Land of Second Chances, by Tim Lewis
Sunday 28 July 2013
Rwanda, a tiny, landlocked country in the middle of Africa, is known primarily in the West as the scene of a genocide in 1994. It seems an unlikely place for a couple of Americans to choose to build a national cycling team, but then they were unusual men: Jock Boyer, a former top professional who once finished 12th in the Tour de France; and Tom Ritchey, who had become wealthy after pioneering mountain-bike design.
The project, which culminated in one team member, Adrien Niyonshuti, becoming the first Rwandan cyclist to compete in an individual event at the Olympics when he took part in the mountain bike cross-country at London 2012, has had its highs and lows. While he did extraordinarily well to get there in the first place, Niyonshuti finished only 39th in London, and other members of Boyer's hand-picked squad either drifted away or failed to live up to their early promise.
As Tim Lewis points out perceptively, while many of them had ideal physical attributes – slim build, impressive stamina as a result of living at altitude – their ambitions did not always coincide with Boyer's. He pursued a Western agenda, using hi-tech training methods, trying to instil a will to win and to produce a team capable of competing in major road races around the world.
In contrast, many of his riders' primary aims were to earn enough money from racing to buy a plot of land and build a house in order to support their family. Once this was achieved, they saw less point in continuing to compete.
There is no neat end to the story; last year Boyer, frustrated by the team's shambolic showing in the Tour of Rio, announced he was leaving to work with the Ethiopian cycling federation. In an interesting coda, Lewis points to another national squad, the Kenyan Riders, whose low-key approach is based on a philosophy of "Africanisation", in essence that treating African cyclists as if they are Westerners is a huge blunder.
Which model will achieve the most success remains to be seen, but it's clear that, one way or another, the Africans are coming.
Published in hardback by Yellow Jersey, £16.99
Oscars 2015 Mexican filmmaker uses speech to urge 'respect' for immigrants
Oscars 2015 Bringing you all the news from the 87th Academy Awards
TV ReviewThe intrigue deepens as we delve further but don't expect any answers just yet
Razzies 2015 Golden Raspberry Awards 'honours' Cameron Diaz and Kirk Cameron
Film Hollywood's new leading lady talks about her Ramsay Street days
Oscar voter speaks outfilm

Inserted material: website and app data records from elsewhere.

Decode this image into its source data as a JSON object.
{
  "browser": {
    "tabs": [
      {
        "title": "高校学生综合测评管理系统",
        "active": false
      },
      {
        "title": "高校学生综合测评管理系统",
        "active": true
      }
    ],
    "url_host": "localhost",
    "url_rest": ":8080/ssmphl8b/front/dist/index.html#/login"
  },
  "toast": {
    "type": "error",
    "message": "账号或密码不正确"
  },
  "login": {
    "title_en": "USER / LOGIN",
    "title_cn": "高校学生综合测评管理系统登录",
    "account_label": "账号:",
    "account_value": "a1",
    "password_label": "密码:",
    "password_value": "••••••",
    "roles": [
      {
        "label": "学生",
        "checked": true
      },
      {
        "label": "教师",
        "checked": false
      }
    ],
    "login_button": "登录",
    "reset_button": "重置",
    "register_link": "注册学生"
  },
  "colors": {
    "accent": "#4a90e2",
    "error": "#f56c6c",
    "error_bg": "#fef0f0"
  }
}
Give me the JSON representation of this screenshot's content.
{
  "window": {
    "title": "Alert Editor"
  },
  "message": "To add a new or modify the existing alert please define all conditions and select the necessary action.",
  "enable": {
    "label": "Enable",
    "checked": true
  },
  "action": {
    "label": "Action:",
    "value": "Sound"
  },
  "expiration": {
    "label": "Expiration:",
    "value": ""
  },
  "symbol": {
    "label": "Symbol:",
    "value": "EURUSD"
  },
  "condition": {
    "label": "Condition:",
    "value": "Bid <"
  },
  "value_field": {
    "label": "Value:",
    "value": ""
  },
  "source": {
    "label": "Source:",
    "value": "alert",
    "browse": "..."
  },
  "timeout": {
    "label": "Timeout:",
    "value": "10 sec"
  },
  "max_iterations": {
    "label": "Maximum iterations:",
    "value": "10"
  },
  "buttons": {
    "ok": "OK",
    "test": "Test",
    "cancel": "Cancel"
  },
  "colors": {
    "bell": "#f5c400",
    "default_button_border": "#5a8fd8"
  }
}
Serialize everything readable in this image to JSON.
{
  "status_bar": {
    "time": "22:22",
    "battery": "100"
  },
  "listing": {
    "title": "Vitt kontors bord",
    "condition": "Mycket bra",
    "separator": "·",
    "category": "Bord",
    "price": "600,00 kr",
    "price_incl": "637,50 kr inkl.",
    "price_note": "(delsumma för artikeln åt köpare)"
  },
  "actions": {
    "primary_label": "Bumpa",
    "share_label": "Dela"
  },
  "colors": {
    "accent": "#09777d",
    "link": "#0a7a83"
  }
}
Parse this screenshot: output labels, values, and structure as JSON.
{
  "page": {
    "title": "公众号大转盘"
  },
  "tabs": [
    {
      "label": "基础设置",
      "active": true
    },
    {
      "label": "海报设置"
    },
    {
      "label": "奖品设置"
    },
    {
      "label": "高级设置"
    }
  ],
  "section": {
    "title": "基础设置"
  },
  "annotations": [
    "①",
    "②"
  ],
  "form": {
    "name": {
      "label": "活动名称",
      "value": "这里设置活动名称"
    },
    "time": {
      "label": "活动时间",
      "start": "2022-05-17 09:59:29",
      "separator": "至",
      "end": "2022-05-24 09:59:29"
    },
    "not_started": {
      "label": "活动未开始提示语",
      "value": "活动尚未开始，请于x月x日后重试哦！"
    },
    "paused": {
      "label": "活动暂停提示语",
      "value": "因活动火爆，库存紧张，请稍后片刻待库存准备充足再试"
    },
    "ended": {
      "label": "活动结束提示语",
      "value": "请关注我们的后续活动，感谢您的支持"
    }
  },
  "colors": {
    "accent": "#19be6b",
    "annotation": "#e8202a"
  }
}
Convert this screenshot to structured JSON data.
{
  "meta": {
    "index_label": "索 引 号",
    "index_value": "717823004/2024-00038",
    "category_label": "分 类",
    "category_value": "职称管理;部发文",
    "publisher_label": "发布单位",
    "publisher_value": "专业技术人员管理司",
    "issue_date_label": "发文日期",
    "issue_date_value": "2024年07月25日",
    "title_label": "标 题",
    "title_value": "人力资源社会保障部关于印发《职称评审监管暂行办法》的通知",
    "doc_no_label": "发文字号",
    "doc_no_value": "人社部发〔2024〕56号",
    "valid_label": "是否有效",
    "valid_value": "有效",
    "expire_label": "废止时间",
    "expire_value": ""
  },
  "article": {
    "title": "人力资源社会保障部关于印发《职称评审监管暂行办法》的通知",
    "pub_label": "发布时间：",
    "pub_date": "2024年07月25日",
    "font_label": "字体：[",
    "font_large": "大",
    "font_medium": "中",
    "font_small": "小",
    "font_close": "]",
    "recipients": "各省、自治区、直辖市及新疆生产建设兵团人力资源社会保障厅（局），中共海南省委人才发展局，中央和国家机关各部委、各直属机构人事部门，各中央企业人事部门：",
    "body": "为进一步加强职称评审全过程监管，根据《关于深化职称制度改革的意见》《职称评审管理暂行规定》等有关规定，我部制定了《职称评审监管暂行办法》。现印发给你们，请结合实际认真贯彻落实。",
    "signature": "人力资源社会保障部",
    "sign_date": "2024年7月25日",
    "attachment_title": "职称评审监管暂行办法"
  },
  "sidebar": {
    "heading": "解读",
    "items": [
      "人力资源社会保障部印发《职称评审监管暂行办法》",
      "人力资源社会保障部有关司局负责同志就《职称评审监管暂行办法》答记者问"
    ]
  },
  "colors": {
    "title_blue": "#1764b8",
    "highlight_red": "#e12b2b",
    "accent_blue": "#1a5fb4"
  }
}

Arts & Ents blogs
- 1 Forget 'The Dress': Here are five of the biggest news stories you might have missed
- 2 The black and blue dress: Makers considering a white and gold version
- 3 PornHub turns masturbation into energy in bid to save the planet
- 4 The remarkable archaeological underwater discovery that could open up a new chapter in the study of European and British prehistory
- 5 Saudi Muslim cleric claims the Earth is 'stationary' and the sun rotates around it
Eddie Redmayne in The Danish Girl: First look at Oscar winner as transgender artist
Catwoman comes out as bisexual
Fifty Shades of Grey movie shows first sex scene 'after 40 minutes'
Justin Kelly interview: On James Franco playing a gay man who renounces his homosexuality
Grace Dent on TV: Mary Portas: Secret Shopper delves into a grim cornucopia of retail wrongness
New theory could prove how life began and disprove God
Half of Ukip voters say they are prejudiced against people of other races
This is what it's like to be dead, according to a guy who died for a bit
'Cash for access' scandal: Sir Malcolm Rifkind says 'unrealistic' for MPs to live on £67,000 salary
'Jihadi John': CAGE representative storms off Sky News accusing Kay Burley of Islamophobia
Ukip would cut billions from Scottish budget to fund English tax cuts